Mario Hirsch (born 6 April 1949 in Luxembourg City) is a Luxembourgian political scientist and journalist.
Hirsch received his PhD at Fondation Nationale des Sciences Politiques. He began lecturing at the Institut d'études politiques de Strasbourg. He became personal advisor to Prime Minister Gaston Thorn in 1974: a position that he held for four years. He then went back to lecturing, including at Université Laval in Canada, and Babeş-Bolyai University and University of Bucharest in Romania.
In 1983, he began working for Clay T. Whitehead, who had left Hughes Aircraft to found the company that would go on to become SES. He was secretary of the Democratic Party's delegation in the Chamber of Deputies from 1986 to 1996. An ally of Charles Goerens, Hirsch left the position after Goerens was removed as party President.
Luxembourg held the Presidency of the Council of the European Union in the second half of 1997, and Hirsch worked with Miguel Angel Moratinos, the European Union Special Representative for the Middle East Peace Process, as the presidency's liaison officer. From 1998 to 2006, Hirsch was editor of the weekly d'Lëtzebuerger Land. From 2006 to February 2011, he was the director of the Pierre Werner Institute, based at Neumünster Abbey. Since June 2011, Mario Hirsch is Visiting Senior Research Fellow at the EU Institute for Security Studies, an EU Agency based in Paris, where he is doing research on soft power as a component on European Foreign and Security Policies.

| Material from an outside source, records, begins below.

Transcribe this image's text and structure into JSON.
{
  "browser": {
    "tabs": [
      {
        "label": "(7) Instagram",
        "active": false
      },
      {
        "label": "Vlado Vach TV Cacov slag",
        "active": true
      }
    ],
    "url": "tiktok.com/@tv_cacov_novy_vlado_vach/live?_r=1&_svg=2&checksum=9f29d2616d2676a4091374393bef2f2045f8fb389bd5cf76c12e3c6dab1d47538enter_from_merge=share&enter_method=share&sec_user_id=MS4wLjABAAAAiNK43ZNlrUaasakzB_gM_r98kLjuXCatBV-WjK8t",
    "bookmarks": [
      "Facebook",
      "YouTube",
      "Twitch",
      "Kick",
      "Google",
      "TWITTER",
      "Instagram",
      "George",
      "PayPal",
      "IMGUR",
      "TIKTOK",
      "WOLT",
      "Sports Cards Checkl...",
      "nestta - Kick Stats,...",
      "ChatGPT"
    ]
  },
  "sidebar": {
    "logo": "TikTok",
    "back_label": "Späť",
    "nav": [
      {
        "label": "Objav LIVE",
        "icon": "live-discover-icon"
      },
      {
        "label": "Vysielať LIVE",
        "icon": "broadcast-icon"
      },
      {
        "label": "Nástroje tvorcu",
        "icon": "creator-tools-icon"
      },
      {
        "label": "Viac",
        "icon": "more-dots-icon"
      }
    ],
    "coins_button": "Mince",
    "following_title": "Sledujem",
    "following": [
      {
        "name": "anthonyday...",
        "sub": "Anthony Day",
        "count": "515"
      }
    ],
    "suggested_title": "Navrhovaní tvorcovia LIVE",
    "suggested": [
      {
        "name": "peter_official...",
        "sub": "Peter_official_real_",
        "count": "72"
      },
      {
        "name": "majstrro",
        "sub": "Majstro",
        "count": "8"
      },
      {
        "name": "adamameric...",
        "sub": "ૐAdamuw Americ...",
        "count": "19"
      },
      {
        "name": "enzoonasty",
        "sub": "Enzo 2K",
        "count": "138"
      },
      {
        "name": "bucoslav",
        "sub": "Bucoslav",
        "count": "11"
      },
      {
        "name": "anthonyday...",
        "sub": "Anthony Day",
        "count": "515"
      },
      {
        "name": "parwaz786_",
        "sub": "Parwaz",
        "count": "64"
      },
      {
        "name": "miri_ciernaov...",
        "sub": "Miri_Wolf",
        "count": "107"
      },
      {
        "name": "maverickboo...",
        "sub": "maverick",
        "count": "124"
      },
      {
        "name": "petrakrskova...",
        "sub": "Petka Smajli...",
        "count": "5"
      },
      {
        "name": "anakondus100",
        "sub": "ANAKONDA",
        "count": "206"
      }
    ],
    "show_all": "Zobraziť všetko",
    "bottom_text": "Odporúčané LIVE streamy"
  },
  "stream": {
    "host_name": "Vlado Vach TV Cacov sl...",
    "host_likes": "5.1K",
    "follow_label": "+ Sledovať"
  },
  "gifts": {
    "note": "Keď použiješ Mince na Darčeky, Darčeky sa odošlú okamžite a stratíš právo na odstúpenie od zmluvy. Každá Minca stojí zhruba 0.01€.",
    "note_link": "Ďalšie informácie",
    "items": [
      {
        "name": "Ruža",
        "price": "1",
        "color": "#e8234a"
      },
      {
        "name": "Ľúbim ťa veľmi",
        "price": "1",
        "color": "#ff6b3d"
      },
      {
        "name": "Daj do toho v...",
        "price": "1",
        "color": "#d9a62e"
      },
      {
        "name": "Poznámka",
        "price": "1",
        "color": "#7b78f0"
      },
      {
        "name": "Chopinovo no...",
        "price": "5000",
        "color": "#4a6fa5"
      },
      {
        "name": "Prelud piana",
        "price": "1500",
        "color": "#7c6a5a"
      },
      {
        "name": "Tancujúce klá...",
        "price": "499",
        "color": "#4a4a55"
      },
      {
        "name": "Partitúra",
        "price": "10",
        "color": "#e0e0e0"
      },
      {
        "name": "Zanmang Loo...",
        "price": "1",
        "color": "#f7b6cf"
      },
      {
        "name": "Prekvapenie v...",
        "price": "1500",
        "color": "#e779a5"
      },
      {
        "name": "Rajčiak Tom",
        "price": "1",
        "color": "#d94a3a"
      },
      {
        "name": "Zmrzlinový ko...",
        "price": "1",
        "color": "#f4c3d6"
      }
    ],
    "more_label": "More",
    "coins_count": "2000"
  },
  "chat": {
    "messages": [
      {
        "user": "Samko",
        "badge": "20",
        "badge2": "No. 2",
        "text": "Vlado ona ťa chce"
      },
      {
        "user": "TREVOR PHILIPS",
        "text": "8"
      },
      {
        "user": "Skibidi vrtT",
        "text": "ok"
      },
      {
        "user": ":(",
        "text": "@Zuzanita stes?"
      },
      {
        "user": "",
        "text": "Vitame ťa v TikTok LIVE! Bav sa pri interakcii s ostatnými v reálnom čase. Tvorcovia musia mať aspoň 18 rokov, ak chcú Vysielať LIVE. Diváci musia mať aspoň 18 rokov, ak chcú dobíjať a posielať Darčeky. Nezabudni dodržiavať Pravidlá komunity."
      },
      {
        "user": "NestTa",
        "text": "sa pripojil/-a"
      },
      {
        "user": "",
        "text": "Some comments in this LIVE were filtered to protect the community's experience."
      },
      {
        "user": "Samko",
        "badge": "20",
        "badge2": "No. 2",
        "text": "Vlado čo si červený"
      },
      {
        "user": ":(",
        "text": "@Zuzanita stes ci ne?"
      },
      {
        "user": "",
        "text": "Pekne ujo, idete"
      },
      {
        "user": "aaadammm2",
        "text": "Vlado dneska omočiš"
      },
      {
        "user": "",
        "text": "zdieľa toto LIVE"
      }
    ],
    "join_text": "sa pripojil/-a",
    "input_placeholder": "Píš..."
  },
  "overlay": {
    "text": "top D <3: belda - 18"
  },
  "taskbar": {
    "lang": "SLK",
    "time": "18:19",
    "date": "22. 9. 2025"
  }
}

- ^ a b c "Mario Hirsch" (in German). University of Trier. Archived from the original on 19 July 2011. Retrieved 14 January 2011.
- ^ a b c "Le parcours de Mario Hirsch en cinq dates" (in French). Paperjam. 9 December 2005. Archived from the original on 2 October 2011. Retrieved 14 January 2011.
- ^ "Mario Hirsch trennt sech "de commun accord" vum ICPW." Archived 2011-02-15 at the Wayback Machine RTL.lu, 11.02.2011, 11:41 - Fir d'lescht aktualiséiert: 11.02.2011, 16:19.
- ^ Mario Hirsch a quitté l’Institut Pierre Werner Archived 2015-07-15 at the Wayback Machine paperjam.lu, 11.Februar 2011.